> [Description of the task]:
Return every line of the data below that includes the string "Editing".

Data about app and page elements

☆ ☆ ☆ ☆ ☆ ☆ ☆

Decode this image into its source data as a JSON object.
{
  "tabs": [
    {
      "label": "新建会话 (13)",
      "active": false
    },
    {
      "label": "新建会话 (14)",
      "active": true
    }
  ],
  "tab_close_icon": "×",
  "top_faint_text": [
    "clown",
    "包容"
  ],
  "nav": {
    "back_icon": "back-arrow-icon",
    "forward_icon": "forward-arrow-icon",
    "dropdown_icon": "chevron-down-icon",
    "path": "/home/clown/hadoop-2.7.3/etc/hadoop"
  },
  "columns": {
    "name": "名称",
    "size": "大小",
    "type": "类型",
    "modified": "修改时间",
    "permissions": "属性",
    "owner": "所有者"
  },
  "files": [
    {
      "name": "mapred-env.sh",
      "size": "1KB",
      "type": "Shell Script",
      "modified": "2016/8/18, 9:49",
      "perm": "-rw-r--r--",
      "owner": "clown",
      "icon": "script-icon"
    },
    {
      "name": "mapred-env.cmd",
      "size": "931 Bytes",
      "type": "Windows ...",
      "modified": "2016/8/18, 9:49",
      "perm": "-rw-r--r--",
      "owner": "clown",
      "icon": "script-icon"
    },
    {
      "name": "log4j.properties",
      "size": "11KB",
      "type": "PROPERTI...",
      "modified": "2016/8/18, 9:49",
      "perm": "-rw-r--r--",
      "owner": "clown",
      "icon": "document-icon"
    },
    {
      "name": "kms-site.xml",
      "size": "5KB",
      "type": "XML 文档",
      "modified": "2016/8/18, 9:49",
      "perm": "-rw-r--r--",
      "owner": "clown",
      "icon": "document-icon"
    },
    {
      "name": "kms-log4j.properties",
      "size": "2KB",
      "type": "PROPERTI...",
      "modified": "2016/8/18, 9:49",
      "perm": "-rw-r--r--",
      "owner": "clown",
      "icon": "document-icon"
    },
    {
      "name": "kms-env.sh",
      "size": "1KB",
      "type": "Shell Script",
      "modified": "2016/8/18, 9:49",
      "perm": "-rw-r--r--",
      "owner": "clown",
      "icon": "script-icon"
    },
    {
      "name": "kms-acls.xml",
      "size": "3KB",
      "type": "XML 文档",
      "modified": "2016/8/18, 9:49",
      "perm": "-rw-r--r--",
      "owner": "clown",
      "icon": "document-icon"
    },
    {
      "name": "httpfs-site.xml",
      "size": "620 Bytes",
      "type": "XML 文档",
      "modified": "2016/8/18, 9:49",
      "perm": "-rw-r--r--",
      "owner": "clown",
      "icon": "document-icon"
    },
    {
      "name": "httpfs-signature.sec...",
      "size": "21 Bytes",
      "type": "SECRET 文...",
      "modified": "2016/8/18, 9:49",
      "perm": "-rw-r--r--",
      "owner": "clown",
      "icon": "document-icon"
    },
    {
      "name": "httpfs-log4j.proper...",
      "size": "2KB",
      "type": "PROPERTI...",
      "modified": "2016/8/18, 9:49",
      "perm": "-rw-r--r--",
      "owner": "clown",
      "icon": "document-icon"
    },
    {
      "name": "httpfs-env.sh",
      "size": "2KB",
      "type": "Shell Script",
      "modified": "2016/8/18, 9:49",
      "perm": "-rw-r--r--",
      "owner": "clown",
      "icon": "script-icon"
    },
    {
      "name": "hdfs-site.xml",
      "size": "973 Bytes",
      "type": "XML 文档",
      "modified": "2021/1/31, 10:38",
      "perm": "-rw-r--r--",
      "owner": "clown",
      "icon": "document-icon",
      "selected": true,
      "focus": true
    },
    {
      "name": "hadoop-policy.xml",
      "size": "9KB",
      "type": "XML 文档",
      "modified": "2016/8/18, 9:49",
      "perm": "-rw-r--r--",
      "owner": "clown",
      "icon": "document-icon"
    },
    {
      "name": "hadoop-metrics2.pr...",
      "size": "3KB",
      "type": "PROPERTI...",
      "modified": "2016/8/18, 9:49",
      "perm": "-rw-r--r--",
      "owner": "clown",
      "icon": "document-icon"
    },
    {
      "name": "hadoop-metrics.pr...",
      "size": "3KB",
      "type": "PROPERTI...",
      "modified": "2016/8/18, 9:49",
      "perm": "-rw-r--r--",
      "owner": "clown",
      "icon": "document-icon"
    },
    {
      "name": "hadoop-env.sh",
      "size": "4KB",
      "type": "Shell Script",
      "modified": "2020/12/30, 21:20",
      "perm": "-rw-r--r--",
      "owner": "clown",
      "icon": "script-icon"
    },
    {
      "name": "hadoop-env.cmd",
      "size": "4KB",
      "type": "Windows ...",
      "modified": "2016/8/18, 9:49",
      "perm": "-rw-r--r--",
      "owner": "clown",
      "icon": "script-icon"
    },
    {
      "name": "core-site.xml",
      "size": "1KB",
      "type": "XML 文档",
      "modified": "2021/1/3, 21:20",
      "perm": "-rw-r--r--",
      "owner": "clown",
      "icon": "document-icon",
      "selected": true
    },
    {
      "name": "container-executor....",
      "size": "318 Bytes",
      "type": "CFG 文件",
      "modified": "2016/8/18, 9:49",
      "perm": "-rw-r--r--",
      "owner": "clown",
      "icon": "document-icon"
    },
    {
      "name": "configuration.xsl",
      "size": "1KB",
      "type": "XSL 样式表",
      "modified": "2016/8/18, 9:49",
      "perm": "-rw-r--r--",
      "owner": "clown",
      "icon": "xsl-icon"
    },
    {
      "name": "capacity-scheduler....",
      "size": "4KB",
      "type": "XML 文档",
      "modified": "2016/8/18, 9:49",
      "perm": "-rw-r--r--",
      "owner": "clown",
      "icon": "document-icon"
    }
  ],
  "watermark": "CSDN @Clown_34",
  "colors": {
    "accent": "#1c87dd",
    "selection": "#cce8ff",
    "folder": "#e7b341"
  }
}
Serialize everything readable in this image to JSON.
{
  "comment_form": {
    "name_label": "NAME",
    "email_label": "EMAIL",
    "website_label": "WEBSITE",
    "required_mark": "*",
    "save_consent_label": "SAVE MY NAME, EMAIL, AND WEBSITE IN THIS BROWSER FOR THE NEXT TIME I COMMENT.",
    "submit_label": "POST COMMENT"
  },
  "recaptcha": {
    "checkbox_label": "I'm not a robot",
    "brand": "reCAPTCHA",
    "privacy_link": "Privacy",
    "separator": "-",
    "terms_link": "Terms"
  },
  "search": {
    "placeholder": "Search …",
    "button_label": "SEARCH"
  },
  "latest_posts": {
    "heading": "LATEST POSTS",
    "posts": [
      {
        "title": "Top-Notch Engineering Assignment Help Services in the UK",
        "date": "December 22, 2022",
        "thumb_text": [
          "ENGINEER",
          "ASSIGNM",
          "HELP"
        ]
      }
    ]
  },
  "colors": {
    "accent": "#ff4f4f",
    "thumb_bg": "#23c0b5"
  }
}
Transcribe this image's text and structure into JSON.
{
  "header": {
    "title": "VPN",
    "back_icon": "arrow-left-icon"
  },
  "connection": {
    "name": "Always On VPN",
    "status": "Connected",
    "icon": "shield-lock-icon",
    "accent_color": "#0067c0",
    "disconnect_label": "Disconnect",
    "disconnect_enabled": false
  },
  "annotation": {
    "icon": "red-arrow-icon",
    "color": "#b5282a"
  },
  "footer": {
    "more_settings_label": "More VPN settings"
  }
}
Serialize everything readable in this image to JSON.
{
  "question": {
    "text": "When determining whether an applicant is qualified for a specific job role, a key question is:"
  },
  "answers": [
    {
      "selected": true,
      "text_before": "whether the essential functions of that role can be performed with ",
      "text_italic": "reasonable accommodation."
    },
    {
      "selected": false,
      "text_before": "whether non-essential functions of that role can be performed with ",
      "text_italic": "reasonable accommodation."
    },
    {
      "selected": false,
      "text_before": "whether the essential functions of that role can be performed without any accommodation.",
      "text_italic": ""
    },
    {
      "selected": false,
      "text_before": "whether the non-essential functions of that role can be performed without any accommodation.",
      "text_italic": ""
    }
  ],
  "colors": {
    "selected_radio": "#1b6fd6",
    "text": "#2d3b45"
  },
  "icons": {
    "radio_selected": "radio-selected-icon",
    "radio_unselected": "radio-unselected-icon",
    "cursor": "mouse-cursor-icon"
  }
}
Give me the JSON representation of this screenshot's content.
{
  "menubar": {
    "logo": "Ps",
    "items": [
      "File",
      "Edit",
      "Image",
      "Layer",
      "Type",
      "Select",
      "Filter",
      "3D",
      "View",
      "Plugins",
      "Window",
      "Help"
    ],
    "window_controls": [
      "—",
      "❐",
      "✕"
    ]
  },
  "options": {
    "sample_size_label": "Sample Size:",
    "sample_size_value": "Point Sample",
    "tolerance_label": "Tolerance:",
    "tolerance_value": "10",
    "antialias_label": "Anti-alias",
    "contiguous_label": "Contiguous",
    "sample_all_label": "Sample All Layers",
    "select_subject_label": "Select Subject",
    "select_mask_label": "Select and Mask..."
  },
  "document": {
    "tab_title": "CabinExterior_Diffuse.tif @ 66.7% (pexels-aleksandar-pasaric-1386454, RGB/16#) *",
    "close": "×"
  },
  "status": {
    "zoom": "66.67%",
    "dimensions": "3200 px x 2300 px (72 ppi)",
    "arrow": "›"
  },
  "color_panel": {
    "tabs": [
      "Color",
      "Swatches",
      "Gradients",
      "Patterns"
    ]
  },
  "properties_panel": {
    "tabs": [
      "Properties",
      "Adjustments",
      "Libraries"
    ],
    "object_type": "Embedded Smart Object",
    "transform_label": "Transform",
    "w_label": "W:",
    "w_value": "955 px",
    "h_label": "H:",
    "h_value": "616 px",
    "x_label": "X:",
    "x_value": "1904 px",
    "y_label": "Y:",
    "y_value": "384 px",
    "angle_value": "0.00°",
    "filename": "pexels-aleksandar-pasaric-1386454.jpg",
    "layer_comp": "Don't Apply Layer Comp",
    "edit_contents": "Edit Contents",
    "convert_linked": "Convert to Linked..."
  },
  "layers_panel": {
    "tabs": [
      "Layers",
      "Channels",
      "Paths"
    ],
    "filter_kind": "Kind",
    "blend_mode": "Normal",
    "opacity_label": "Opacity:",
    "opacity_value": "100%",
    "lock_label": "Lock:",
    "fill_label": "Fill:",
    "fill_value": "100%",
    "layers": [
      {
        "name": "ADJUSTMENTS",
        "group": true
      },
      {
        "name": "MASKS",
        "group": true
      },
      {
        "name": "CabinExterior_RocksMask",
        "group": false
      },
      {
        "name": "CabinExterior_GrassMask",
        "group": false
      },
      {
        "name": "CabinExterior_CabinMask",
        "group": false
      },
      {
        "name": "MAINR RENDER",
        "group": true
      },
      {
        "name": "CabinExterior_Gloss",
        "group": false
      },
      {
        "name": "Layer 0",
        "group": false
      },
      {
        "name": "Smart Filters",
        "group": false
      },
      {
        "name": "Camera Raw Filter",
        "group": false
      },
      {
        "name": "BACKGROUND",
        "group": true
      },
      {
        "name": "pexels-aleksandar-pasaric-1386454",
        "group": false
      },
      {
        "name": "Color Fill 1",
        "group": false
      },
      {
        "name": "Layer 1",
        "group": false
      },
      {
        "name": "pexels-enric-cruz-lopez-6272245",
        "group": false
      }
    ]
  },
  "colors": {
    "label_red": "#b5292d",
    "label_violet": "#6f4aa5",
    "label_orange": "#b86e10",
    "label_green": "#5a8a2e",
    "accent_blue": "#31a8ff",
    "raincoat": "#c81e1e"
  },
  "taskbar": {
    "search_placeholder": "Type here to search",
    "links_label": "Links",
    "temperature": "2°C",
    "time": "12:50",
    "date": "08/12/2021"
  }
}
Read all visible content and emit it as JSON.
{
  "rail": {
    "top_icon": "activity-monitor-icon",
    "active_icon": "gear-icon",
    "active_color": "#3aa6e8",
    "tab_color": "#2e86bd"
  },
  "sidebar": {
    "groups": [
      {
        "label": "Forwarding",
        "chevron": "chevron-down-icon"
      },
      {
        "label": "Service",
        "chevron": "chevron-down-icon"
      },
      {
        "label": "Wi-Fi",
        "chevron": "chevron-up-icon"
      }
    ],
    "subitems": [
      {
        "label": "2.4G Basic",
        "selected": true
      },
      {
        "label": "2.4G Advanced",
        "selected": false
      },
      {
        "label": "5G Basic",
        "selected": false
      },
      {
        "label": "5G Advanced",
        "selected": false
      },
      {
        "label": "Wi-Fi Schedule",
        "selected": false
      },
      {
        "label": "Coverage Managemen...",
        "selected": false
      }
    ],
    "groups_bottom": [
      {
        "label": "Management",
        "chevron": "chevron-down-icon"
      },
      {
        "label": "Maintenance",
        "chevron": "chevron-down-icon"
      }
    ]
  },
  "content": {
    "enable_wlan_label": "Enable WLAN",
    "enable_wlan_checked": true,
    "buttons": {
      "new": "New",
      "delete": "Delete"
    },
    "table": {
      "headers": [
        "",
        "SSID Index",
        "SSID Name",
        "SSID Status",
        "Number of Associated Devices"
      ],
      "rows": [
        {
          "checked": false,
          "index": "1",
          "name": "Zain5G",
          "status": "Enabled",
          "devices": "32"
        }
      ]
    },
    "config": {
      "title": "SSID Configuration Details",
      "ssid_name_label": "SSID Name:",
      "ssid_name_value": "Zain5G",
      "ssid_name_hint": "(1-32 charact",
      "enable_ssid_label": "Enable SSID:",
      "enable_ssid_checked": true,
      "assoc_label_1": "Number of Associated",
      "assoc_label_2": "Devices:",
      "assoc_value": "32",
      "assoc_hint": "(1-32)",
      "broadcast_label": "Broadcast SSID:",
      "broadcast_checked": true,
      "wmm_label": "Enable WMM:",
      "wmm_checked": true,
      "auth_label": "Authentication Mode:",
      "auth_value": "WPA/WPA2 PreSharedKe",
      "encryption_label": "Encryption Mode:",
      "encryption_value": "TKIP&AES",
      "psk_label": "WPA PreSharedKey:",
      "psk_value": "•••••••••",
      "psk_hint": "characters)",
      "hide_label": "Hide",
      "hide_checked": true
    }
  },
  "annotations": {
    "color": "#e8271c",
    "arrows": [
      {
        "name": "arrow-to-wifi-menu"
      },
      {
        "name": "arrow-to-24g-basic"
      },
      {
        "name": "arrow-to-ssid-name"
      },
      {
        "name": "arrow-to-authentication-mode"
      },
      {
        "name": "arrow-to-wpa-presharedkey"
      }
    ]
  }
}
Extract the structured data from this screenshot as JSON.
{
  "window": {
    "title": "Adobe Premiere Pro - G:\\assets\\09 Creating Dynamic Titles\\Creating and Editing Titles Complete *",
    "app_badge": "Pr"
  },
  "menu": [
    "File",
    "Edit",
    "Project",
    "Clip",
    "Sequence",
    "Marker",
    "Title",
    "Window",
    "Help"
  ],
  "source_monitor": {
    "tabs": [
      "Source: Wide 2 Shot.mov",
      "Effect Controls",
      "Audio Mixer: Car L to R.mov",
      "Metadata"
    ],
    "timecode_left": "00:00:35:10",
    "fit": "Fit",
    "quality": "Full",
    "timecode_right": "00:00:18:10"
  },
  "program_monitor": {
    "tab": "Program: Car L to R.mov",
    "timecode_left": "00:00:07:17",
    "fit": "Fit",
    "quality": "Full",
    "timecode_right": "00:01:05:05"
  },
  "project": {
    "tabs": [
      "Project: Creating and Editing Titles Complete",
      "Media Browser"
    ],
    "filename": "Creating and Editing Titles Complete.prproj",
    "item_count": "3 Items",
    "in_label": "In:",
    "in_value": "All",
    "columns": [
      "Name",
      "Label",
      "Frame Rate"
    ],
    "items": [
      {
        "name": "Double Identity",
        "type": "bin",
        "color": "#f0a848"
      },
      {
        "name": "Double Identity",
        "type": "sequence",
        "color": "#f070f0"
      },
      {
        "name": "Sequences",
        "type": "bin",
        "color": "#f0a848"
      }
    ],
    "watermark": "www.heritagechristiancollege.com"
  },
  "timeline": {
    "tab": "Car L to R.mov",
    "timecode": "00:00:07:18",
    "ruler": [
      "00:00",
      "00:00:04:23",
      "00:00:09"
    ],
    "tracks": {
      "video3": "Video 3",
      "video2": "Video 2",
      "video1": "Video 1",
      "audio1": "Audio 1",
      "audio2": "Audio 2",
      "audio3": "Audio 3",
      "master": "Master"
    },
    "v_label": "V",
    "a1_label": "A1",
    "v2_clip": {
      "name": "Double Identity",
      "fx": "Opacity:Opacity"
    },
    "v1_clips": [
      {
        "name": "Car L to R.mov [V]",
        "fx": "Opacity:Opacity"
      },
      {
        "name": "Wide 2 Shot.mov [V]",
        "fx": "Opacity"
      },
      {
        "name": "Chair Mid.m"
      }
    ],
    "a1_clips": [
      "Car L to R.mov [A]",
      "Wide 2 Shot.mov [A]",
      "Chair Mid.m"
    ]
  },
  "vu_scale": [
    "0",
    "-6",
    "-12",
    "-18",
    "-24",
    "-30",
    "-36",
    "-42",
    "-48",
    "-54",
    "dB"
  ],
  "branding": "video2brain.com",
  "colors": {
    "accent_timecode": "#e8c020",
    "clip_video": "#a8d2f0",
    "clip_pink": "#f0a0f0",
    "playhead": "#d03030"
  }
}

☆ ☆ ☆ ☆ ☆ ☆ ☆

> [Written response]:
    "title": "Adobe Premiere Pro - G:\\assets\\09 Creating Dynamic Titles\\Creating and Editing Titles Complete *",
      "Project: Creating and Editing Titles Complete",
    "filename": "Creating and Editing Titles Complete.prproj",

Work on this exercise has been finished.